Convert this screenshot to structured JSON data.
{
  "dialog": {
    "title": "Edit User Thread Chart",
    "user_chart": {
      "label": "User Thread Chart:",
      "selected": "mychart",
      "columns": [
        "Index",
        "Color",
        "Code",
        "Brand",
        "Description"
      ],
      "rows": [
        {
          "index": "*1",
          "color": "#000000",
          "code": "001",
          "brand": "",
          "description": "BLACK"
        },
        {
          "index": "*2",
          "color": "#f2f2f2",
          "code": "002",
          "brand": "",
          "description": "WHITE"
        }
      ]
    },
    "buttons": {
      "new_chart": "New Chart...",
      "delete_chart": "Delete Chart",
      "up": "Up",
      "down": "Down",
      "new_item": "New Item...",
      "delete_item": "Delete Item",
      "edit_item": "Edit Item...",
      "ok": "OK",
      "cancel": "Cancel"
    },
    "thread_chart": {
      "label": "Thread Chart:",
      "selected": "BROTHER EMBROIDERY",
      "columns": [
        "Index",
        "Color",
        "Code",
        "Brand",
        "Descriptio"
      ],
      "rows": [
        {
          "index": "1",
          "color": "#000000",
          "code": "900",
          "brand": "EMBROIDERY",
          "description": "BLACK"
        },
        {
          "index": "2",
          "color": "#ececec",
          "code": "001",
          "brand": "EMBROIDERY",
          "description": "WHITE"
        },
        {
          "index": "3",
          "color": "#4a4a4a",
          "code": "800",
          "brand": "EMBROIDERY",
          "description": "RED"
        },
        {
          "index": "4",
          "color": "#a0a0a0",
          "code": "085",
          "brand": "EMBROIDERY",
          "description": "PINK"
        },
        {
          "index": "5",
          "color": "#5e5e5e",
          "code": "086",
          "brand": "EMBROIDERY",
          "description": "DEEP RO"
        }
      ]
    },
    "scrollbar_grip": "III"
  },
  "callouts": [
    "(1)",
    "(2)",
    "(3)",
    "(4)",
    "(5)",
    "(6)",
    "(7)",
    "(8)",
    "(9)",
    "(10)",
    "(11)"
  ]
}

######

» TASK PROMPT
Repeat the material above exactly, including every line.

» WRITTEN SOLUTION
Convert this screenshot to structured JSON data.
{
  "dialog": {
    "title": "Edit User Thread Chart",
    "user_chart": {
      "label": "User Thread Chart:",
      "selected": "mychart",
      "columns": [
        "Index",
        "Color",
        "Code",
        "Brand",
        "Description"
      ],
      "rows": [
        {
          "index": "*1",
          "color": "#000000",
          "code": "001",
          "brand": "",
          "description": "BLACK"
        },
        {
          "index": "*2",
          "color": "#f2f2f2",
          "code": "002",
          "brand": "",
          "description": "WHITE"
        }
      ]
    },
    "buttons": {
      "new_chart": "New Chart...",
      "delete_chart": "Delete Chart",
      "up": "Up",
      "down": "Down",
      "new_item": "New Item...",
      "delete_item": "Delete Item",
      "edit_item": "Edit Item...",
      "ok": "OK",
      "cancel": "Cancel"
    },
    "thread_chart": {
      "label": "Thread Chart:",
      "selected": "BROTHER EMBROIDERY",
      "columns": [
        "Index",
        "Color",
        "Code",
        "Brand",
        "Descriptio"
      ],
      "rows": [
        {
          "index": "1",
          "color": "#000000",
          "code": "900",
          "brand": "EMBROIDERY",
          "description": "BLACK"
        },
        {
          "index": "2",
          "color": "#ececec",
          "code": "001",
          "brand": "EMBROIDERY",
          "description": "WHITE"
        },
        {
          "index": "3",
          "color": "#4a4a4a",
          "code": "800",
          "brand": "EMBROIDERY",
          "description": "RED"
        },
        {
          "index": "4",
          "color": "#a0a0a0",
          "code": "085",
          "brand": "EMBROIDERY",
          "description": "PINK"
        },
        {
          "index": "5",
          "color": "#5e5e5e",
          "code": "086",
          "brand": "EMBROIDERY",
          "description": "DEEP RO"
        }
      ]
    },
    "scrollbar_grip": "III"
  },
  "callouts": [
    "(1)",
    "(2)",
    "(3)",
    "(4)",
    "(5)",
    "(6)",
    "(7)",
    "(8)",
    "(9)",
    "(10)",
    "(11)"
  ]
}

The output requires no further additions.